If you love a raunchy road trip comedy, Joy Ride is for you! Join four unlikely friends as they embark on a once-in-a-lifetime international adventure, where they’ll do a bunch of drugs with a stranger, sleep their way through a basketball team, impersonate K-pop stars, and more – all in the name of boosting a woman’s law career and helping her reconnect with her biological family.

When Audrey’s business trip to Asia goes sideways, she enlists the aid of Lolo, her irreverent, childhood best friend who also happens to be a hot mess; Kat, her college friend turned Chinese soap star; and Deadeye, Lolo’s eccentric cousin. Their no-holds-barred, epic experience becomes a journey of bonding, friendship, belonging, and wild debauchery that reveals the universal truth of what it means to know and love who you are.

The movie stars Ashley Park, Sherry Cola, Stephanie Hsu, and Sabrina Wu. It also features appearances by Ronny Chieng, Lori Tan Chinn, David Denman, Annie Mumolo, Desmond Chiam, Alexander Hodge, and Chris Pang. Joy Ride comes from writers Cherry Chevapravadumrong, Teresa Hsiao, and Adele Lim, who also directs.

Meet the women leading your Joy Ride

Joy Ride centers around Audrey (Ashley Park), a high-achieving, ultra-responsible career woman working at a fancy law firm. Her childhood best friend, Lolo (Sherry Cola) is her polar opposite: a go-with-the-flow, sex-positive artist. When Audrey’s company sends her to China to seal a major business deal, she brings Lolo along as her personal translator. 

Then Lolo invites her terminally online, K-pop-loving, chaotic cousin Deadeye (Sabrina Wu) to travel with them. Once the trio land abroad, they meet up with Audrey’s college friend Kat (Stephanie Hsu), an actor and former wild child who’s now pretending to be a Good Christian Girl to fit her long-term boyfriend’s expectations.

What could go wrong, right?

Plenty of raunchy road trip shenanigans and more

Despite being an R-rated comedy, Joy Ride actually hits on quite a few serious topics, diving into different Asian identities (and Asian-American identities), cultural norms and expectations, adoption, and the bonds of family and friendship. But it wraps the whole package up in goofy hijinks, sex jokes, drug- and alcohol-fueled benders, travel mishaps, and more, so you have a great time from start to finish.
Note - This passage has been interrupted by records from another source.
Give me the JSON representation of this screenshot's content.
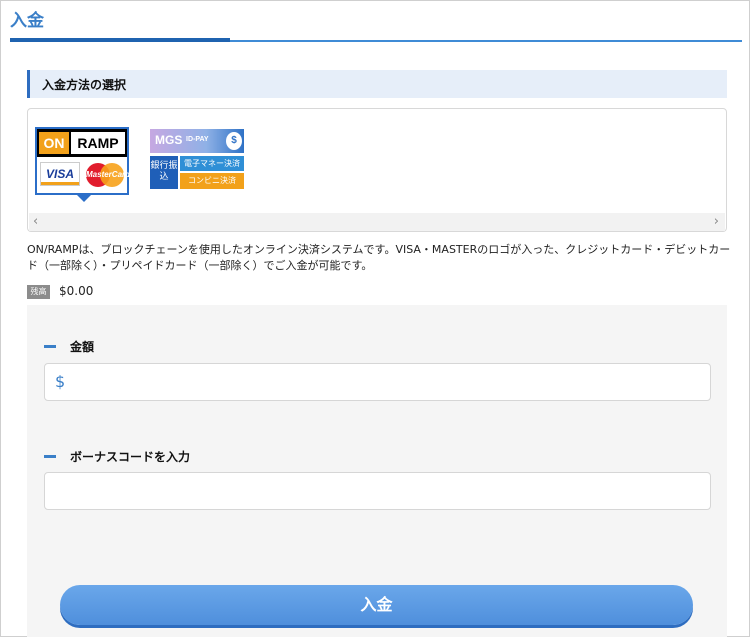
{
  "page": {
    "title": "入金"
  },
  "section": {
    "title": "入金方法の選択"
  },
  "methods": {
    "onramp": {
      "on": "ON",
      "ramp": "RAMP",
      "visa": "VISA",
      "mastercard": "MasterCard"
    },
    "mgs": {
      "name": "MGS",
      "idpay": "ID-PAY",
      "coin": "$",
      "bank": "銀行振込",
      "emoney": "電子マネー決済",
      "convenience": "コンビニ決済"
    },
    "scroll": {
      "left_icon": "chevron-left-icon",
      "right_icon": "chevron-right-icon",
      "left": "‹",
      "right": "›"
    }
  },
  "description": "ON/RAMPは、ブロックチェーンを使用したオンライン決済システムです。VISA・MASTERのロゴが入った、クレジットカード・デビットカード（一部除く）・プリペイドカード（一部除く）でご入金が可能です。",
  "balance": {
    "label": "残高",
    "value": "$0.00"
  },
  "form": {
    "amount_label": "金額",
    "currency_symbol": "$",
    "amount_value": "",
    "bonus_label": "ボーナスコードを入力",
    "bonus_value": ""
  },
  "submit": {
    "label": "入金"
  },
  "colors": {
    "accent": "#3a7fc8",
    "button": "#4f8fdc",
    "header_bg": "#e6eef9"
  }
}
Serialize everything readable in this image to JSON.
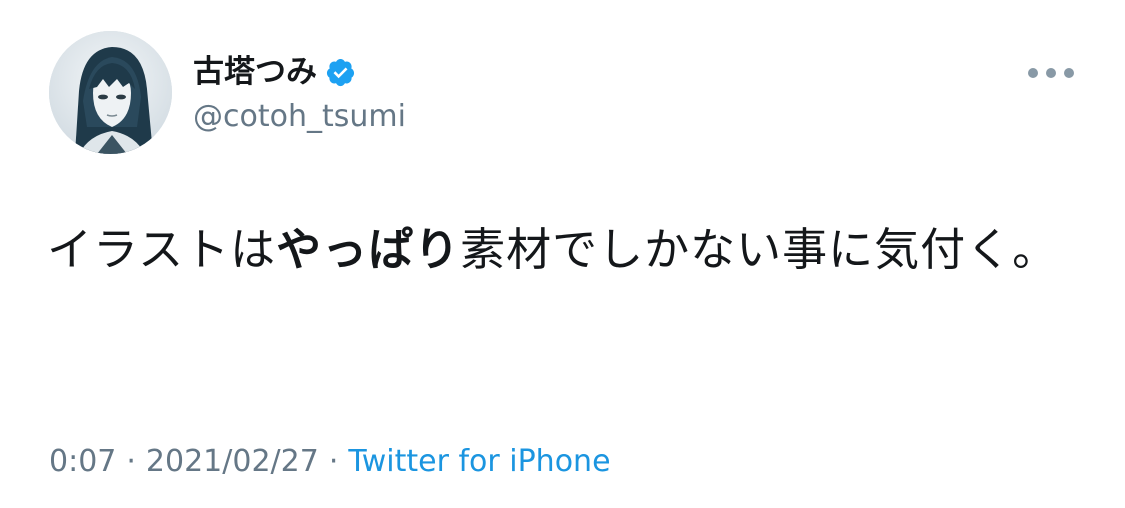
{
  "tweet": {
    "user": {
      "display_name": "古塔つみ",
      "handle": "@cotoh_tsumi",
      "verified": true,
      "avatar_icon": "avatar-illustration"
    },
    "more_icon": "more-options-icon",
    "text": {
      "part1": "イラストは",
      "part2_bold": "やっぱり",
      "part3": "素材でしかない事に気付く。"
    },
    "meta": {
      "time": "0:07",
      "separator": "·",
      "date": "2021/02/27",
      "source": "Twitter for iPhone"
    }
  },
  "colors": {
    "verified_blue": "#1da1f2",
    "link_blue": "#1b95e0",
    "secondary_text": "#657786",
    "primary_text": "#14171a"
  }
}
In the movie, Audrey tries desperately to make the right impression on Chao (Chieng) and convince him to do business with her firm. But she overdoes it drinking with him and his pals at a nightclub, and makes matters worse by only speaking English. When Chao starts waxing poetic about the importance of family, Lolo jumps in to talk about Audrey’s close connection to her biological mother… But in reality, Audrey doesn’t know anything about her Chinese parents, since she was adopted into a white American family when she was just a baby. Now, to secure the deal with Chao – and cover up Lolo’s lie – she and her friends have to find a way to locate her biological mother.
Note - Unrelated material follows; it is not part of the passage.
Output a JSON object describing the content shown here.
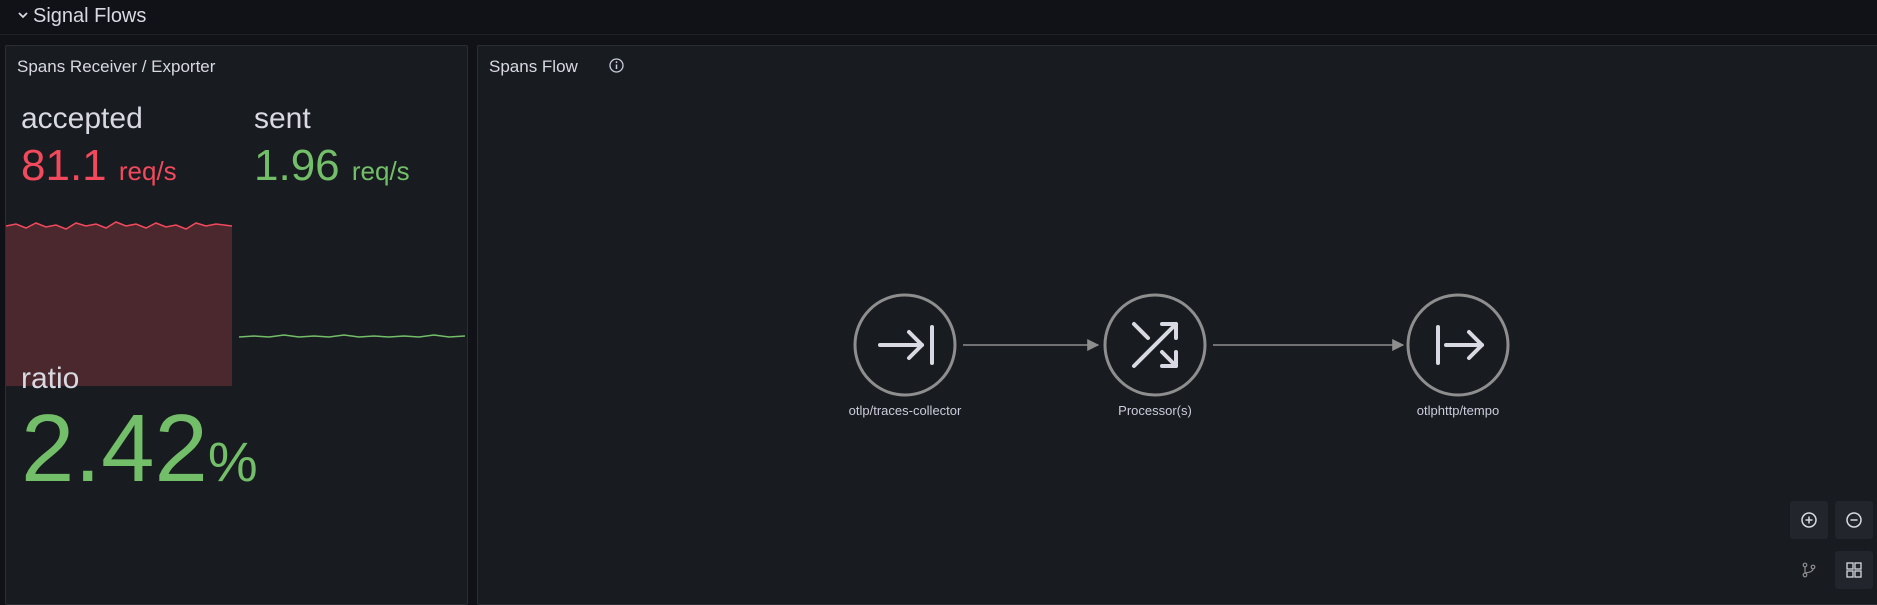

Are you thinking, easier said than done? You’d be right. The simple trip abroad quickly spirals out of control, as the women accidentally tangle with a drug dealer, lose their passports, hitchhike, visit family, and plot to evade border control on their quest. But as tensions rise and personalities clash, this girls’ trip becomes a powder keg just waiting to blow.

Just the right amount of heart tying everything together

Though the laughs come from the slapstick hijinks and raunchy jokes, the emotional undercurrent of Joy Ride helps tie everything together. As you would expect from this kind of movie, the big turning point happens when the four friends have a falling out. The storyline with Audrey trying to find her biological mother and connect to her roots is also really impactful. (A few people watching when I did actually cried – not something you can say about a lot of comedies like this!) You’re undoubtedly watching Joy Ride for the laughs, but these emotional beats really help the audience connect to these women and what they’re going through at this time in their lives. 

What can I say? It’s a joy to watch

If you like movies like Girls Trip or The Hangover, Joy Ride is right up your alley. I don’t want to get too spoilery about the individual moments that make this movie so fun, because it’s more fun to experience them for yourself. Suffice it to say I laughed a lot and had a great time watching, from K-pop “WAP” to slap games to a tattoo reveal I won’t forget any time soon. You’ll gasp, you’ll laugh, you’ll enjoy the ride.